On November 15, 2011, the OIG released Advisory Opinion 11-16. In this new advisory opinion, the OIG reviewed a non-profit Hospital’s domiciliary services program that provides transportation, lodging, and meal assistance to certain patients and their family members.  The OIG issued a favorable opinion of the arrangement and concluded that (i) the Arrangement does not constitute grounds for the imposition of civil monetary penalties; and (ii) while the Arrangement could potentially generate prohibited remuneration under the Anti-Kickback Statute, the OIG will not impose administrative sanctions.
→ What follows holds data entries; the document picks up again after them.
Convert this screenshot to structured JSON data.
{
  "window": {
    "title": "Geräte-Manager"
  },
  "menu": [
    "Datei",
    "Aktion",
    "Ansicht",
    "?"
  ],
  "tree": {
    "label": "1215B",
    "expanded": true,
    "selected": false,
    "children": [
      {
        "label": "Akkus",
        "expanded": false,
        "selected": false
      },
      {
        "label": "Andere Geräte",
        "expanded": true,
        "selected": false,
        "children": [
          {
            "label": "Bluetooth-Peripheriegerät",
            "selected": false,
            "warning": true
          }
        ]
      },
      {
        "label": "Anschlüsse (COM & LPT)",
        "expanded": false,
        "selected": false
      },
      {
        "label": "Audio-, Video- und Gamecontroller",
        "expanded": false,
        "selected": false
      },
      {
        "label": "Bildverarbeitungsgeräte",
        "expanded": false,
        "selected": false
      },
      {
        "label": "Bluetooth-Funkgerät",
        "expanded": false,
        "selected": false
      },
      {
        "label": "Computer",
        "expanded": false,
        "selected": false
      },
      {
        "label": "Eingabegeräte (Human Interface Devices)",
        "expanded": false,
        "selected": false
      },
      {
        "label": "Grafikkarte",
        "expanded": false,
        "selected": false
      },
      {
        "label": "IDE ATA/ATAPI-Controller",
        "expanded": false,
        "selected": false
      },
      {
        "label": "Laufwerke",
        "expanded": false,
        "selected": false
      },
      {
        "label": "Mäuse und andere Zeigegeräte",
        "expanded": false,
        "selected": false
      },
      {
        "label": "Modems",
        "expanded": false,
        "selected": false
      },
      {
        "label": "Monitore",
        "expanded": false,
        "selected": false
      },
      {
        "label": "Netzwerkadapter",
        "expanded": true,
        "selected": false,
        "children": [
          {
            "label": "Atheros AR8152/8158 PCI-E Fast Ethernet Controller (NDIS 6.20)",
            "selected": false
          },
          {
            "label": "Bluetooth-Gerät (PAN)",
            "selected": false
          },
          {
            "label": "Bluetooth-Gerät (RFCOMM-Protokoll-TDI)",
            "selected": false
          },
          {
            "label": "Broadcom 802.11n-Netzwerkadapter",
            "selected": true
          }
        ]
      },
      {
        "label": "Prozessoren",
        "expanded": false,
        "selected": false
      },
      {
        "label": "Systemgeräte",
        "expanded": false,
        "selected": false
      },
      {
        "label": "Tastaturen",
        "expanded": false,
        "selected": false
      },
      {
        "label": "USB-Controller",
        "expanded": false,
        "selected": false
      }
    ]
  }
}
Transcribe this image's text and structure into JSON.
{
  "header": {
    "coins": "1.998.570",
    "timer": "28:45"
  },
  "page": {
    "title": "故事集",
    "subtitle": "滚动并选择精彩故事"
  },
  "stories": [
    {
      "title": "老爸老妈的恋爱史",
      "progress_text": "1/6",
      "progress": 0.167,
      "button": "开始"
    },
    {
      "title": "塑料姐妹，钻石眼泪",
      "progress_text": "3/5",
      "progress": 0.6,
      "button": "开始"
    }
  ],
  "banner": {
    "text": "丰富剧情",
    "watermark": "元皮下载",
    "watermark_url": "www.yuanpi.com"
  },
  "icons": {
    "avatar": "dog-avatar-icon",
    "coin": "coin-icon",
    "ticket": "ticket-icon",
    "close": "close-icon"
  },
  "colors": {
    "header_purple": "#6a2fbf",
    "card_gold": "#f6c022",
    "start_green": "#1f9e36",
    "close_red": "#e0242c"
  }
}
The Hospital is an internationally known, not-for-profit institution dedicated to finding cures for catastrophic diseases in children through research and treatment. The Hospital offers unique and cutting-edge research and therapy options. The highly complex nature of many of the clinical and translational trials that it designs and conducts requires greater patient participation, and more time at the Hospital’s campus, than the clinical trials conducted by most cooperative groups or single institutions.

For these reasons, many of the patients who seek treatment at the Hospital must travel or temporarily relocate to the Hospital’s metropolitan area. In order to ease the burdens associated with participation in its programs, the Hospital offers an extensive domiciliary services program that provides transportation, lodging, and meal assistance for patients and their families depending on criteria such as anticipated length of stay and distance from the Hospital. The Domiciliary Services Program is not advertised or marketed to prospective patients, their families, or referring physicians. Patients generally are informed of the availability of Domiciliary Services only after they have been accepted to the Hospital.

The provision of the services in the Domiciliary Services Program could potentially create risk under the Federal Anti-kickback Statute. However, the OIG concludes that it will not seek enforcement as a result of several significant factors in the arrangement, which are –

  • The Hospital is a not-for-profit institution that is reimbursed for less than a quarter of the costs it expends to care for the Federal health care program beneficiaries it treats. Most of the remaining costs for care not reimbursed by the Federal health care programs, and all of the costs of providing the Domiciliary Services, are funded by philanthropic sources.
  • The unique nature of the services makes it unlikely that the Domiciliary Services will induce patients to self-refer to the Hospital’s facilities for unnecessary services. The Hospital focuses on the treatment and cure of catastrophic diseases in children; such services typically are not susceptible to overutilization. Furthermore, the fact that the vast majority of the Hospital’s patients are on clinical research protocols not offered elsewhere makes it unlikely that the provision of Domiciliary Services would cause a patient to seek services at the Hospital at the expense of another facility.
  • The Domiciliary Services help ensure that the Hospital’s patients can take advantage of, and remain compliant with, the research and treatment protocols.
  • Many of the Hospital’s patients have compromised immune systems and, therefore, have special hygiene needs. The lodging facilities have been designed with infection control in mind, and offer a clean, safe environment that promotes healing.
  • The Hospital’s provision of meal assistance ensures that its patients and their families are able to satisfy their basic nutritional requirements. Its provision of miscellaneous items and services such as child restraint devices, developmental items, and special events, allows its patients and their families to focus on their treatment regimens and to celebrate treatment milestones. The meal assistance and the miscellaneous items and services are small in value compared to the other Domiciliary Services and the care itself, are not advertised, and are funded exclusively by philanthropic sources.
  • The Domiciliary Services are not advertised or marketed to prospective patients, their families, or referring physicians, and patients generally are informed of the availability of the Domiciliary Services only after they have been accepted for treatment,. As a result, the Domiciliary Services are unlikely to serve as an inducement to select the Hospital
  • None of the costs of the items and services provided under the Domiciliary Services Program are claimed or have their costs shifted—either directly or indirectly—to the Federal health care programs or other third party payors.

 To see the full Advisory Opinion, click here —-> OIG Advisory Opinion 11-16

Comments are closed.